#### [How to complete this task]
Each line below must be written out exactly as shown.
*** Opening Supplied material ***
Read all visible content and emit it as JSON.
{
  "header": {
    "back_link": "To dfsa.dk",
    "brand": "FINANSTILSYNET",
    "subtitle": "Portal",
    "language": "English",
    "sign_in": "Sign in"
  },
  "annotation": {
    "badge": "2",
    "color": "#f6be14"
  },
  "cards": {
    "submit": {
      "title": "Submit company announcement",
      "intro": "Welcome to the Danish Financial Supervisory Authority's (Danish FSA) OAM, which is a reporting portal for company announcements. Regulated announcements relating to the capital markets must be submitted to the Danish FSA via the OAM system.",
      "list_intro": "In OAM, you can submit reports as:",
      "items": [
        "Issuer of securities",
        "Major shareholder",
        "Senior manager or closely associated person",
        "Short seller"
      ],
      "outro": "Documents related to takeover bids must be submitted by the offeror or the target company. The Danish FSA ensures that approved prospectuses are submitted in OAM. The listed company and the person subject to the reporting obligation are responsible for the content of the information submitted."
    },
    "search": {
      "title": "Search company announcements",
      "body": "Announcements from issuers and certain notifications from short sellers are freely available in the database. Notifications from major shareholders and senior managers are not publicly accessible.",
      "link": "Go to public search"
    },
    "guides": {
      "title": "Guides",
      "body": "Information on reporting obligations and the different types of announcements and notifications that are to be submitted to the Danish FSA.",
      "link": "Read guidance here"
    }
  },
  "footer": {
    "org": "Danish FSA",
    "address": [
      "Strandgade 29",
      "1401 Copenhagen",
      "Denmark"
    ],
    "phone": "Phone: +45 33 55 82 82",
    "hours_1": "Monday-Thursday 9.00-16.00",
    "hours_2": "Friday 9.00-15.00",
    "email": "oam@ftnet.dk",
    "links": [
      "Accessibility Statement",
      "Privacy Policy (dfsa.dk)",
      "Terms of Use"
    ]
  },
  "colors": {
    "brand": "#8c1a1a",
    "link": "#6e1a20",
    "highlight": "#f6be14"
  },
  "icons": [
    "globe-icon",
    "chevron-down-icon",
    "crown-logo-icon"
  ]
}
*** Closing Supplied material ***
#### [Written answer]
Read all visible content and emit it as JSON.
{
  "header": {
    "back_link": "To dfsa.dk",
    "brand": "FINANSTILSYNET",
    "subtitle": "Portal",
    "language": "English",
    "sign_in": "Sign in"
  },
  "annotation": {
    "badge": "2",
    "color": "#f6be14"
  },
  "cards": {
    "submit": {
      "title": "Submit company announcement",
      "intro": "Welcome to the Danish Financial Supervisory Authority's (Danish FSA) OAM, which is a reporting portal for company announcements. Regulated announcements relating to the capital markets must be submitted to the Danish FSA via the OAM system.",
      "list_intro": "In OAM, you can submit reports as:",
      "items": [
        "Issuer of securities",
        "Major shareholder",
        "Senior manager or closely associated person",
        "Short seller"
      ],
      "outro": "Documents related to takeover bids must be submitted by the offeror or the target company. The Danish FSA ensures that approved prospectuses are submitted in OAM. The listed company and the person subject to the reporting obligation are responsible for the content of the information submitted."
    },
    "search": {
      "title": "Search company announcements",
      "body": "Announcements from issuers and certain notifications from short sellers are freely available in the database. Notifications from major shareholders and senior managers are not publicly accessible.",
      "link": "Go to public search"
    },
    "guides": {
      "title": "Guides",
      "body": "Information on reporting obligations and the different types of announcements and notifications that are to be submitted to the Danish FSA.",
      "link": "Read guidance here"
    }
  },
  "footer": {
    "org": "Danish FSA",
    "address": [
      "Strandgade 29",
      "1401 Copenhagen",
      "Denmark"
    ],
    "phone": "Phone: +45 33 55 82 82",
    "hours_1": "Monday-Thursday 9.00-16.00",
    "hours_2": "Friday 9.00-15.00",
    "email": "oam@ftnet.dk",
    "links": [
      "Accessibility Statement",
      "Privacy Policy (dfsa.dk)",
      "Terms of Use"
    ]
  },
  "colors": {
    "brand": "#8c1a1a",
    "link": "#6e1a20",
    "highlight": "#f6be14"
  },
  "icons": [
    "globe-icon",
    "chevron-down-icon",
    "crown-logo-icon"
  ]
}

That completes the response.